Lizards as conservation targets in Argentinean Patagonia
priority areas, reptiles, species distribution models, zonation
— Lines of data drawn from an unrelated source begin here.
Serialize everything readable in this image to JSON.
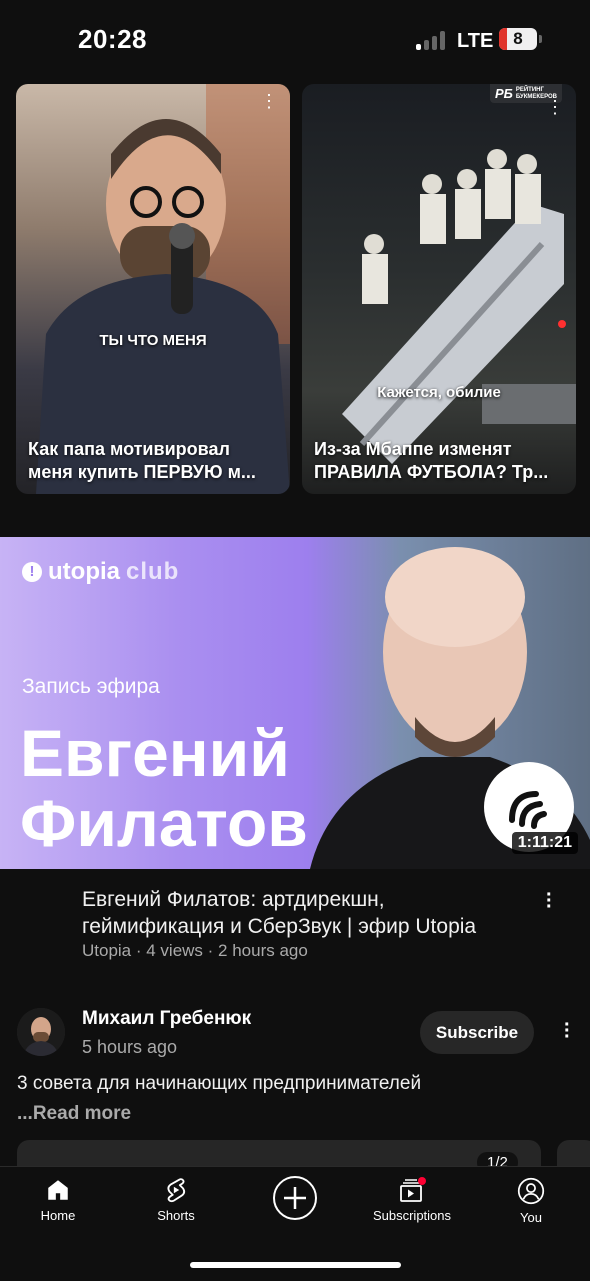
{
  "status_bar": {
    "time": "20:28",
    "network": "LTE",
    "battery": "8"
  },
  "shorts": [
    {
      "title": "Как папа мотивировал меня купить ПЕРВУЮ м...",
      "caption": "ТЫ ЧТО МЕНЯ"
    },
    {
      "title": "Из-за Мбаппе изменят ПРАВИЛА ФУТБОЛА? Тр...",
      "caption": "Кажется, обилие",
      "badge_main": "РБ",
      "badge_sub1": "РЕЙТИНГ",
      "badge_sub2": "БУКМЕКЕРОВ"
    }
  ],
  "video": {
    "brand": "utopia",
    "brand_suffix": "club",
    "thumb_subtitle": "Запись эфира",
    "thumb_title_line1": "Евгений",
    "thumb_title_line2": "Филатов",
    "duration": "1:11:21",
    "title": "Евгений Филатов: артдирекшн, геймификация и СберЗвук | эфир Utopia",
    "meta": "Utopia · 4 views · 2 hours ago"
  },
  "post": {
    "author": "Михаил Гребенюк",
    "time": "5 hours ago",
    "subscribe_label": "Subscribe",
    "text": "3 совета для начинающих предпринимателей",
    "read_more": "...Read more",
    "counter": "1/2"
  },
  "nav": {
    "home": "Home",
    "shorts": "Shorts",
    "subscriptions": "Subscriptions",
    "you": "You"
  },
  "colors": {
    "background": "#0f0f0f",
    "accent_red": "#ff0033",
    "thumb_purple": "#9d7fee"
  }
}
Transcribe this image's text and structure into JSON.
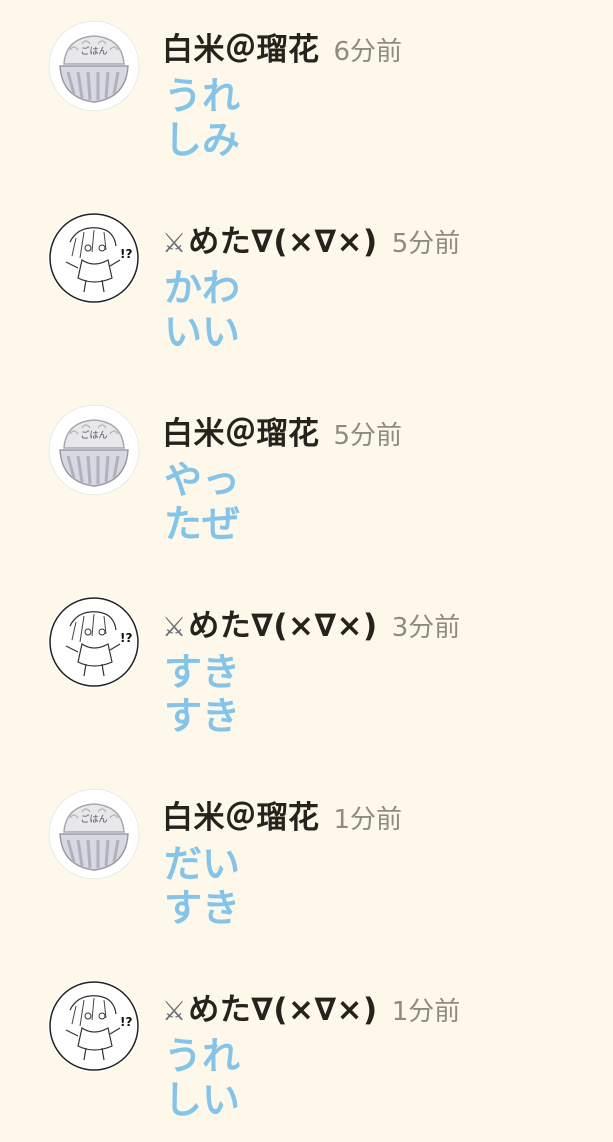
{
  "comments": [
    {
      "avatar": "rice-bowl-avatar",
      "username": "白米＠瑠花",
      "username_icon": "",
      "time": "6分前",
      "message": "うれしみ"
    },
    {
      "avatar": "meta-sketch-avatar",
      "username": "めた∇(×∇×)",
      "username_icon": "⚔",
      "time": "5分前",
      "message": "かわいい"
    },
    {
      "avatar": "rice-bowl-avatar",
      "username": "白米＠瑠花",
      "username_icon": "",
      "time": "5分前",
      "message": "やったぜ"
    },
    {
      "avatar": "meta-sketch-avatar",
      "username": "めた∇(×∇×)",
      "username_icon": "⚔",
      "time": "3分前",
      "message": "すきすき"
    },
    {
      "avatar": "rice-bowl-avatar",
      "username": "白米＠瑠花",
      "username_icon": "",
      "time": "1分前",
      "message": "だいすき"
    },
    {
      "avatar": "meta-sketch-avatar",
      "username": "めた∇(×∇×)",
      "username_icon": "⚔",
      "time": "1分前",
      "message": "うれしい"
    }
  ],
  "colors": {
    "background": "#fdf8ea",
    "username": "#26221c",
    "timestamp": "#8f8b82",
    "message": "#85c4e9"
  }
}
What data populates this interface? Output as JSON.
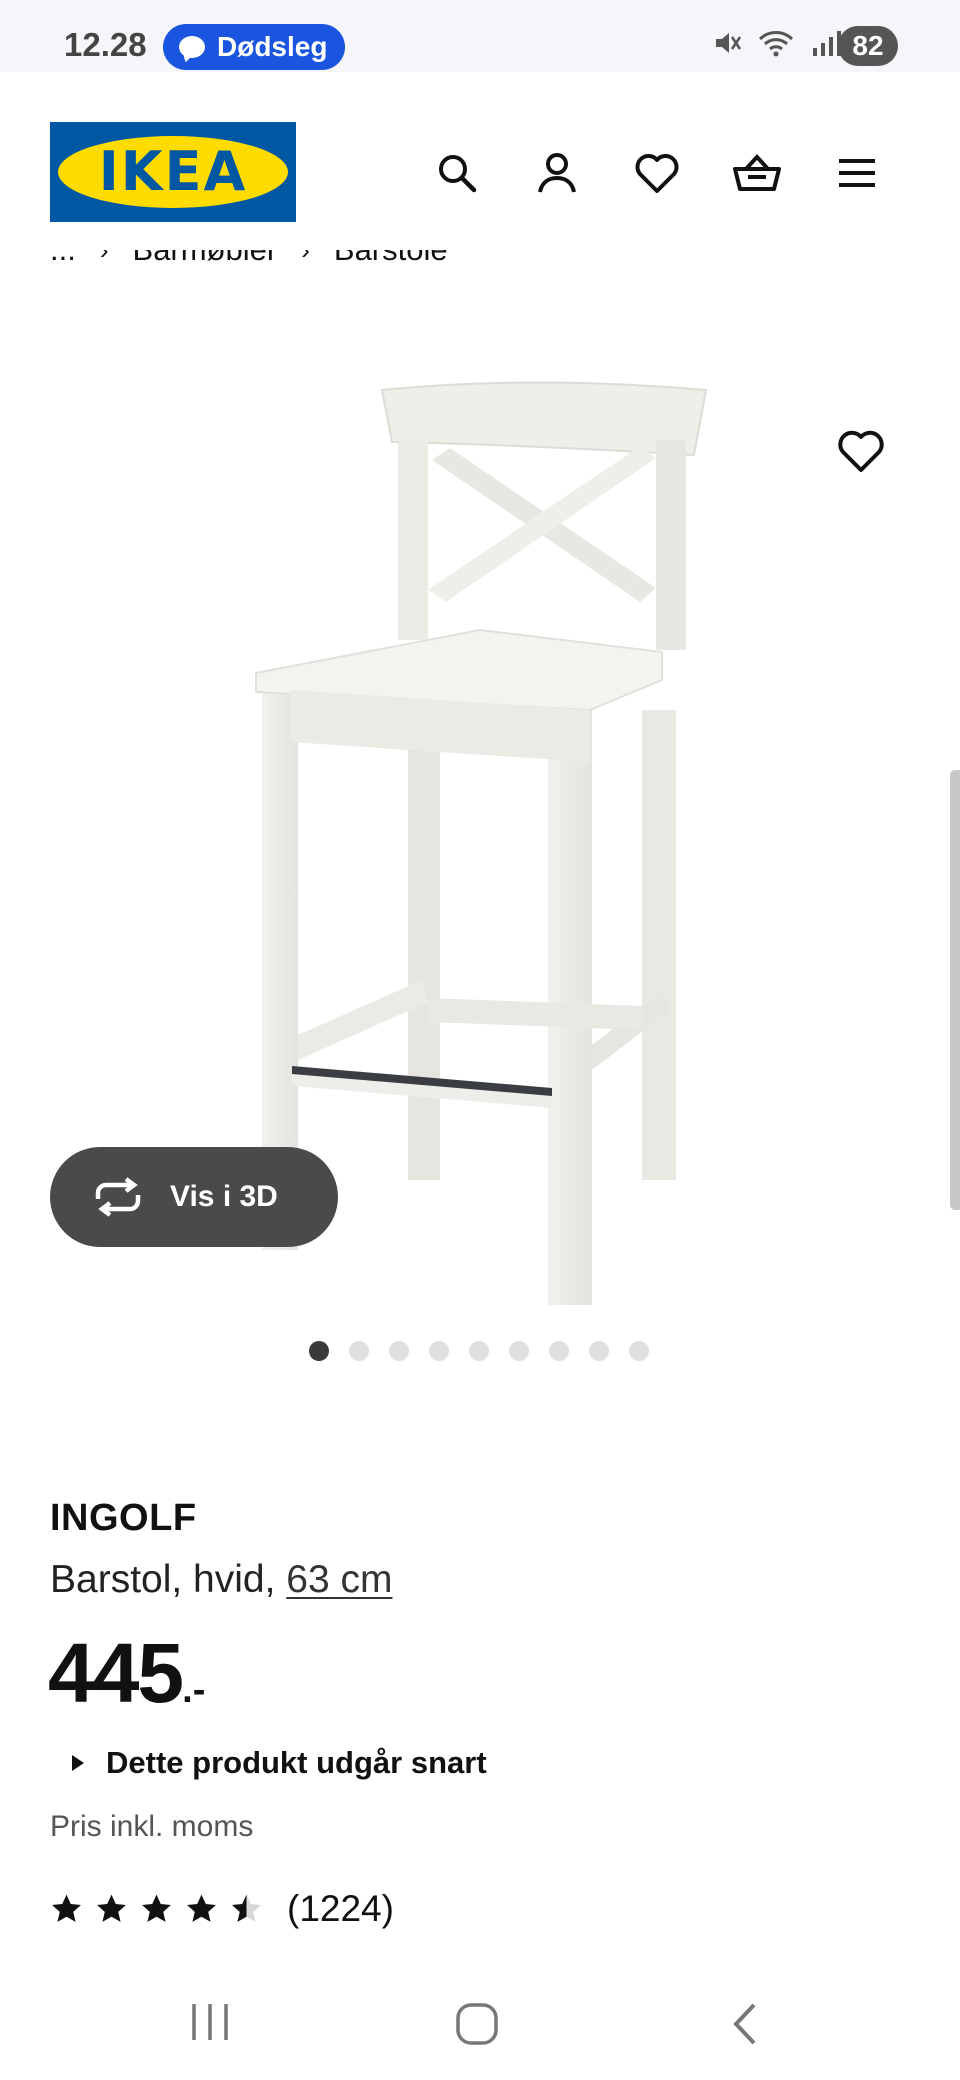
{
  "status_bar": {
    "time": "12.28",
    "notification_label": "Dødsleg",
    "battery": "82"
  },
  "header": {
    "logo_text": "IKEA",
    "icons": [
      "search-icon",
      "profile-icon",
      "heart-icon",
      "basket-icon",
      "menu-icon"
    ]
  },
  "breadcrumb": [
    "...",
    "Barmøbler",
    "Barstole"
  ],
  "gallery": {
    "vis_3d_label": "Vis i 3D",
    "image_count": 9,
    "active_index": 0
  },
  "product": {
    "name": "INGOLF",
    "description": "Barstol, hvid, ",
    "size_link": "63 cm",
    "price_main": "445",
    "price_suffix": ".-",
    "discontinued_label": "Dette produkt udgår snart",
    "vat_note": "Pris inkl. moms",
    "rating": 4.5,
    "rating_max": 5,
    "review_count": "(1224)"
  },
  "colors": {
    "ikea_blue": "#0058a3",
    "ikea_yellow": "#ffdb00",
    "pill_blue": "#1a55e0",
    "button_dark": "#4a4a4a"
  }
}
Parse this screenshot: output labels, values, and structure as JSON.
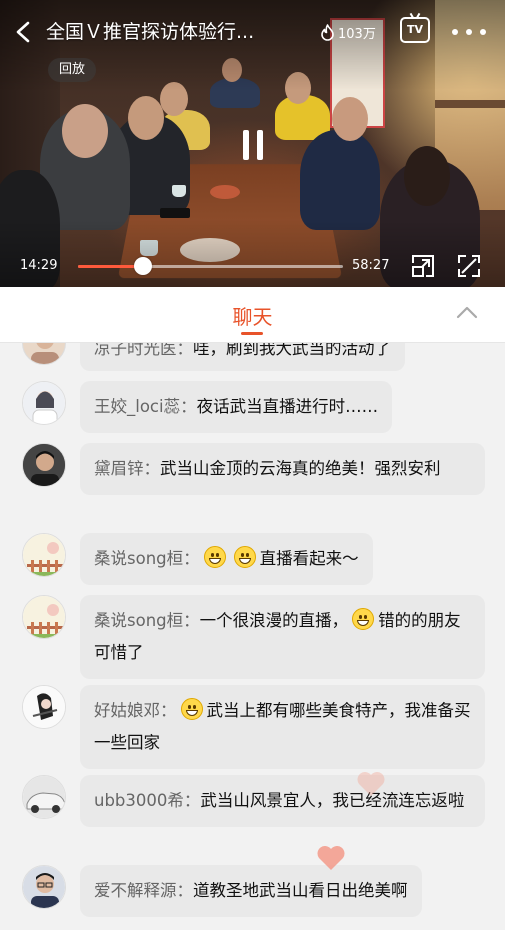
{
  "video": {
    "title": "全国Ｖ推官探访体验行...",
    "heat": "103万",
    "tv_label": "TV",
    "replay_label": "回放",
    "current_time": "14:29",
    "total_time": "58:27",
    "progress_fraction": 0.247
  },
  "tab": {
    "chat_label": "聊天"
  },
  "colors": {
    "accent": "#e8532a",
    "bubble": "#e9e9e9",
    "background": "#f2f2f2"
  },
  "messages": [
    {
      "nick": "凉子时光医：",
      "text": "哇，刷到我大武当的活动了",
      "emojis_before_text": 0,
      "avatar": "portrait-avatar"
    },
    {
      "nick": "王姣_loci蕊：",
      "text": "夜话武当直播进行时……",
      "emojis_before_text": 0,
      "avatar": "girl-avatar"
    },
    {
      "nick": "黛眉锌：",
      "text": "武当山金顶的云海真的绝美！强烈安利",
      "emojis_before_text": 0,
      "avatar": "man-avatar"
    },
    {
      "nick": "桑说song桓：",
      "text": "直播看起来～",
      "emojis_before_text": 2,
      "avatar": "garden-avatar"
    },
    {
      "nick": "桑说song桓：",
      "text_before": "一个很浪漫的直播，",
      "text": "错的的朋友可惜了",
      "emojis_before_text": 1,
      "avatar": "garden-avatar"
    },
    {
      "nick": "好姑娘邓：",
      "text": "武当上都有哪些美食特产，我准备买一些回家",
      "emojis_before_text": 1,
      "avatar": "sketch-avatar"
    },
    {
      "nick": "ubb3000希：",
      "text": "武当山风景宜人，我已经流连忘返啦",
      "emojis_before_text": 0,
      "avatar": "car-avatar"
    },
    {
      "nick": "爱不解释源：",
      "text": "道教圣地武当山看日出绝美啊",
      "emojis_before_text": 0,
      "avatar": "glasses-avatar"
    }
  ],
  "icons": {
    "back": "back-arrow-icon",
    "heat": "flame-icon",
    "more": "more-dots-icon",
    "pause": "pause-icon",
    "pip": "picture-in-picture-icon",
    "fullscreen": "fullscreen-icon",
    "collapse": "chevron-up-icon",
    "emoji": "grin-emoji-icon",
    "heart": "heart-icon"
  }
}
Patagonia is considered a region of high conservation priority due to its outstanding and representative habitats and high endemism. The purpose of this study is to assess the degree of representation of Patagonian lizards in the existing protected area network, and to identify conservation priority areas that may help expand the current system. We obtained locality data for all Patagonian species from different sources and used them, together with environmental variables, to model their potential distribution. We then used a reserve-selection algorithm to assess the performance of the existing protected area network in representing all lizard species, and to identify new priority areas. Our results indicate that the existing protected areas fail to protect 10 of the 60 species modeled. To protect at least 5% of the geographic distribution of all species, the existing reserve network would need an additional 3.7% of the study area, whereas to protect at least 10% of the distribution of species, an extra 9.9% would be needed. We found eleven main priority areas needed to protect at least 5% or 10% of the distribution of all species of lizards. In conclusion, the current reserve network is not very effective at protecting the lizards of Patagonia, particularly those species with range-restricted distributions. We hope that this contribution will help direct conservation efforts in the region, by maximising the protection of biodiversity.